Immigrants play an important part in the success of America’s free‐enterprise economy, filling important niches in the labor market. Immigrants gravitate to occupations where the gap between the supply of workers and demand for them is greatest, typically in the highest‐skilled and lowest‐skilled jobs. That hourglass shape of the immigration labor pool complements the native workforce, where most workers fall in the middle range in terms of skills and education. As a result, immigrants do not compete directly with the vast majority of American workers.
Immigration provides a safety valve for the U.S. labor market, allowing the supply of workers to increase relatively quickly to meet rising demand. When demand falls, would‐be immigrants can decide not to enter, and those already here can decide to return home. The result is a more efficient economy that can achieve a higher rate of sustainable growth without encountering bottlenecks or stoking inflation.
The impact of immigration on the relatively small segment of the workforce that competes directly with immigrants is more than offset by the lower prices that all workers enjoy for the goods produced by immigrants, and by the higher return on investment. The comprehensive study by National Research Council in 1997 concluded that immigration delivers a “significant positive gain” of $1 billion to $10 billion a year to native Americans. And those gains from immigration recur year after year.
America’s recent history confirms that our economy can prosper during times of robust immigration. During the long boom of the 1990s, and especially in the second half of the decade, the national unemployment rate fell below 4 percent and real wages rose up and down the income scale, including for the poorest one‐fifth of American households, during a time of high immigration levels. America’s poverty rate fell by three percentage points during the 1990s, and almost 10 percentage points among African Americans.
Those remarkable gains occurred during a decade of large immigration inflows, including low‐skilled immigrants from Mexico.
Low‐skilled immigrants benefit the U.S. economy by filling jobs for which the large majority of American workers are overqualified and unwilling to fill. Important sectors of the U.S. economy depend on low‐skilled immigrant workers to remain in business‐hotels and motels, restaurants, construction, light manufacturing, health care, retailing, and other services.
The demand for less‐skilled labor will continue to grow in the years ahead.

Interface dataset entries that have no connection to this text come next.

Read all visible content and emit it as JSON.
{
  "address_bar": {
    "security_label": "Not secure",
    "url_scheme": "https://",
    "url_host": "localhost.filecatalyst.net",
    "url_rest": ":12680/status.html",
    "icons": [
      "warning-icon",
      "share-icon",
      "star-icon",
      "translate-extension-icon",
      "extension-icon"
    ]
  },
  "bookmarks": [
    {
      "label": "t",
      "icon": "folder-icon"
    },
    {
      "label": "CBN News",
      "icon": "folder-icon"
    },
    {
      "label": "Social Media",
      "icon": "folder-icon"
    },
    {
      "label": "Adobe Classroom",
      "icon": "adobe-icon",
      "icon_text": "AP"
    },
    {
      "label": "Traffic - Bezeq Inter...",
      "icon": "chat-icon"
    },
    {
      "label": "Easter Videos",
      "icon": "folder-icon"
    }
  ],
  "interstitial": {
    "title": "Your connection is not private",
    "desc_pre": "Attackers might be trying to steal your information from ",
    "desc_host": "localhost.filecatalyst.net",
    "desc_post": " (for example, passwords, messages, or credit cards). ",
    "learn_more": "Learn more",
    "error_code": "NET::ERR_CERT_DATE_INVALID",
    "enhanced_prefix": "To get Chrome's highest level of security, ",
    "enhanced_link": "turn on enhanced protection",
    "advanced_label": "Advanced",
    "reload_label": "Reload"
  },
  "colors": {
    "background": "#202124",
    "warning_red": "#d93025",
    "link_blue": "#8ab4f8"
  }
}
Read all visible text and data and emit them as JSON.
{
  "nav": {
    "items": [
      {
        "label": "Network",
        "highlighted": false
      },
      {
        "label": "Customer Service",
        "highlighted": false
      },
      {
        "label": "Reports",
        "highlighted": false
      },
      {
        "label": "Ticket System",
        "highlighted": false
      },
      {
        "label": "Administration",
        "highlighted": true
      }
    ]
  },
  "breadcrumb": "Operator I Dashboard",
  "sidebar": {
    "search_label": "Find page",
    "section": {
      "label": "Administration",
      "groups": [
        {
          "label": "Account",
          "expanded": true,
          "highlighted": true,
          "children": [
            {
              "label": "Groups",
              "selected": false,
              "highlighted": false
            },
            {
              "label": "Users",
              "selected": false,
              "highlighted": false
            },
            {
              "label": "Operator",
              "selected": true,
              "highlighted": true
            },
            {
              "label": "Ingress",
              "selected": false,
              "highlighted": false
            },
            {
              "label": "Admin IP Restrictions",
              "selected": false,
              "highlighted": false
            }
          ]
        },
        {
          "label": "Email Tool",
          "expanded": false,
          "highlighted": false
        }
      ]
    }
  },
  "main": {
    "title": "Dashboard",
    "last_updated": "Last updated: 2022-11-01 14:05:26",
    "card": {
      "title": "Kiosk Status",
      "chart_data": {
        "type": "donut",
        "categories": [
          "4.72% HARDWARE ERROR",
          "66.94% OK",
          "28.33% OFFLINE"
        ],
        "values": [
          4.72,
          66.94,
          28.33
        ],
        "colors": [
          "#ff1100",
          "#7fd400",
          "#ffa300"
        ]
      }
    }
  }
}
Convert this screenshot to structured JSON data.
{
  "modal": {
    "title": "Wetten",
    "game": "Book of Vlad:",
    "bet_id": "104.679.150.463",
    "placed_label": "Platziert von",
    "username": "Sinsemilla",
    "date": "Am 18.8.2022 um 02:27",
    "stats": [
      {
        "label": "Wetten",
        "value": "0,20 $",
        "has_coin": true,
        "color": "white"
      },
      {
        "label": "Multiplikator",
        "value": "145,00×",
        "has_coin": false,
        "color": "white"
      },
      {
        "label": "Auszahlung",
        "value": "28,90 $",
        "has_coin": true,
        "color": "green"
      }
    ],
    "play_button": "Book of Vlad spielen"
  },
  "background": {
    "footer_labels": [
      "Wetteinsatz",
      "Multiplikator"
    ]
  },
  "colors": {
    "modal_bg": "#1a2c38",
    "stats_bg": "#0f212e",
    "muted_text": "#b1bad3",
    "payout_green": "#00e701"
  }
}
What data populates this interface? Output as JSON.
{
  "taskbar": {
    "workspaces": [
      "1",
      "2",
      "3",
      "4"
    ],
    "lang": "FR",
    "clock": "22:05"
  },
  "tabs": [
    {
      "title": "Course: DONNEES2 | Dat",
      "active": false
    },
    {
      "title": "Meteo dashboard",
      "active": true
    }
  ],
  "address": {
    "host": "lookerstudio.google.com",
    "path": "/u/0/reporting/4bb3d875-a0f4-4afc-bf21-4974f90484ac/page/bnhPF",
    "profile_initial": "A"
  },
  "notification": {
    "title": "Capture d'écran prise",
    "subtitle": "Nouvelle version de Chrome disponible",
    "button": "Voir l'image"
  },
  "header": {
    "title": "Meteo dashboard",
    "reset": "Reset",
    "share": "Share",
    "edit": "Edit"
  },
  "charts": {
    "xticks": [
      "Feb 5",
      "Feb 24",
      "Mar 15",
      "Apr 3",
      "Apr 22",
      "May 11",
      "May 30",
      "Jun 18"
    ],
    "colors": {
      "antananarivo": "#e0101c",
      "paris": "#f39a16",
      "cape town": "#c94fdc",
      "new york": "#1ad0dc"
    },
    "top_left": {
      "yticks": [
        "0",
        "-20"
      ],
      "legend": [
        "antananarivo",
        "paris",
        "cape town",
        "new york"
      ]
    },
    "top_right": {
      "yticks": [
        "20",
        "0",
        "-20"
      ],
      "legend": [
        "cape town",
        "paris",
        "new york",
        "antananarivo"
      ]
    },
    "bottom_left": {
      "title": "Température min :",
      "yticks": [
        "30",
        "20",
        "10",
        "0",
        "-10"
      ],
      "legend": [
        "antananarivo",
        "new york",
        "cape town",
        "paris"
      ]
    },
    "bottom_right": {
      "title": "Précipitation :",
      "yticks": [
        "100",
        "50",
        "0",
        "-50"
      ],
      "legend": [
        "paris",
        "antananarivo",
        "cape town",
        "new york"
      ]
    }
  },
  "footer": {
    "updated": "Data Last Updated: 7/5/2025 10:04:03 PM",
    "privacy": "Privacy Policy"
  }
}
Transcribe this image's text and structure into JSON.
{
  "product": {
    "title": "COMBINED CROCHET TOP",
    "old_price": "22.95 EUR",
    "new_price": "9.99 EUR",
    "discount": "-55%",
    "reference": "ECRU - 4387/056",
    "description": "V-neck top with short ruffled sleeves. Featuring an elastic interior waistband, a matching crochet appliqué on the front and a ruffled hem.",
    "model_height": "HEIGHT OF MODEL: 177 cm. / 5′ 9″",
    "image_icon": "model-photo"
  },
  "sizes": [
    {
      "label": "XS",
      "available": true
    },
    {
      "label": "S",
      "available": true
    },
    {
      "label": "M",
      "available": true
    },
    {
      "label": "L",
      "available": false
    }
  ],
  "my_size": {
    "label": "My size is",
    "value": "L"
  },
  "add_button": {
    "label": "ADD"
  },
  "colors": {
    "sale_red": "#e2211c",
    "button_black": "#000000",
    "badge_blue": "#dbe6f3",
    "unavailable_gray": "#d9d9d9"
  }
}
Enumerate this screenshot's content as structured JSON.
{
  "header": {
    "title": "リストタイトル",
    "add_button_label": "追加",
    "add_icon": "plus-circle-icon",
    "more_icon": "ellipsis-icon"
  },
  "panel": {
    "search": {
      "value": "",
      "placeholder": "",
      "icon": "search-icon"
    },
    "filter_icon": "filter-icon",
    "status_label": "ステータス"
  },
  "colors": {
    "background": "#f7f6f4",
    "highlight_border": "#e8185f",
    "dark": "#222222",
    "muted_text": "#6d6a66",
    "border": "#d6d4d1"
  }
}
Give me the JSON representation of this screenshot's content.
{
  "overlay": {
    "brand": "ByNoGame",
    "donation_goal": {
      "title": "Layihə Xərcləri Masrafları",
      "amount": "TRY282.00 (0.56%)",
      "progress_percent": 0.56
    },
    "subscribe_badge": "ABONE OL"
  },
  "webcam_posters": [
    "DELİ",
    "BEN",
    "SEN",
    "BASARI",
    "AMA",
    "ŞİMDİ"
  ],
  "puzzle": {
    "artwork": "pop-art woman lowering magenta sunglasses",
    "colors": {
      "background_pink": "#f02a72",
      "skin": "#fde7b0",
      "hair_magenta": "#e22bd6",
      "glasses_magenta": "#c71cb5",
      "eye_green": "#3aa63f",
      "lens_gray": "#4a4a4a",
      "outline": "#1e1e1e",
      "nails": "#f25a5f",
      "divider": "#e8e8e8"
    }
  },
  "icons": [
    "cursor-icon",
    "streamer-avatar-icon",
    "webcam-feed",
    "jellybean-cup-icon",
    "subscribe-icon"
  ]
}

According to the Department of Labor, the largest growth in absolute numbers of jobs will be in those categories that require only “short‐term on‐the‐job training” of one month or less. Across the U.S. economy, the Labor Department estimates that the total number of such jobs will increase by 7.7 million in this decade.
Meanwhile, the supply of American workers who would be satisfied with such work continues to shrink because of an aging workforce and rising education levels. By the end of this decade, the average age of American workers will be 40.6 years. Meanwhile, younger and older workers alike are now more educated as the share of adult native‐born men without a high school diploma has plunged, from more than 50 percent in 1960 to below 10 percent and falling today. Immigrants provide a ready and willing source of labor to fill that growing gap on the lower rungs of the labor ladder.
Immigration does lower the wages of high school dropouts, but the combined effect of international trade and technological change are believed to be even greater. Barring low‐skilled immigrants from the U.S. workforce would not reverse the underlying economic trends arrayed against the least skilled and educated. What those workers need for their long‐term success is not less competition from immigrants but more skills and education.
In fact, competition from immigrants actually gives native‐born workers an even greater incentive to stay in school and enhance their skills. Such competition actually increases the likelihood that native‐born Americans will stay in school rather than drop out because immigration increases the wage premium young workers receive for completing high school. We saw this happen early in the 20th century when low‐skilled immigration spurred a dramatic increase in the share of Americans earning their high school degrees.
Our current dysfunctional immigration system is colliding with reality, and reality is winning. Since 1986, the U.S. government has labored in vain to stem the inflow of illegal immigrants, with the result that more than 5 million undocumented workers live in a legal twilight zone. Many of them are unable to bargain effectively with employers for a full market wage, relegating them to secondary markets where they are more likely to be paid in cash or hired through subcontractors.
The result is submarket wages and submarket working conditions for undocumented workers and for legal immigrants and native‐born workers who compete with them in the labor market. As a result, employer sanctions and other enforcement efforts have acted as a kind of tax on low‐skilled workers in the United States, whether immigrant or native.
In conclusion, members of the subcommittee and Congress have three basic options before them. We can muddle through with the status quo, leaving millions of currently illegal and mostly low‐skilled immigrants in the legal shadows, unable to realize the full benefits of their labor in the marketplace.
Or we can redouble the failed policies of the past and crack down, once again, on illegal immigration, building more fences, assigning thousands more agents to patrol the border, and raiding more workplaces.
Or we can recognize reality by fixing America’s flawed immigration system so that it conforms to the realities of a free society and a free and efficient economy. A legalized system of migration would, in one stroke, bring a huge underground market into the open. It would allow American producers in important sectors of our economy to hire the workers they need to grow. And it would raise wages and working conditions for millions of low‐skilled workers and spur investment in human capital.
Thank you and I look forward to your questions.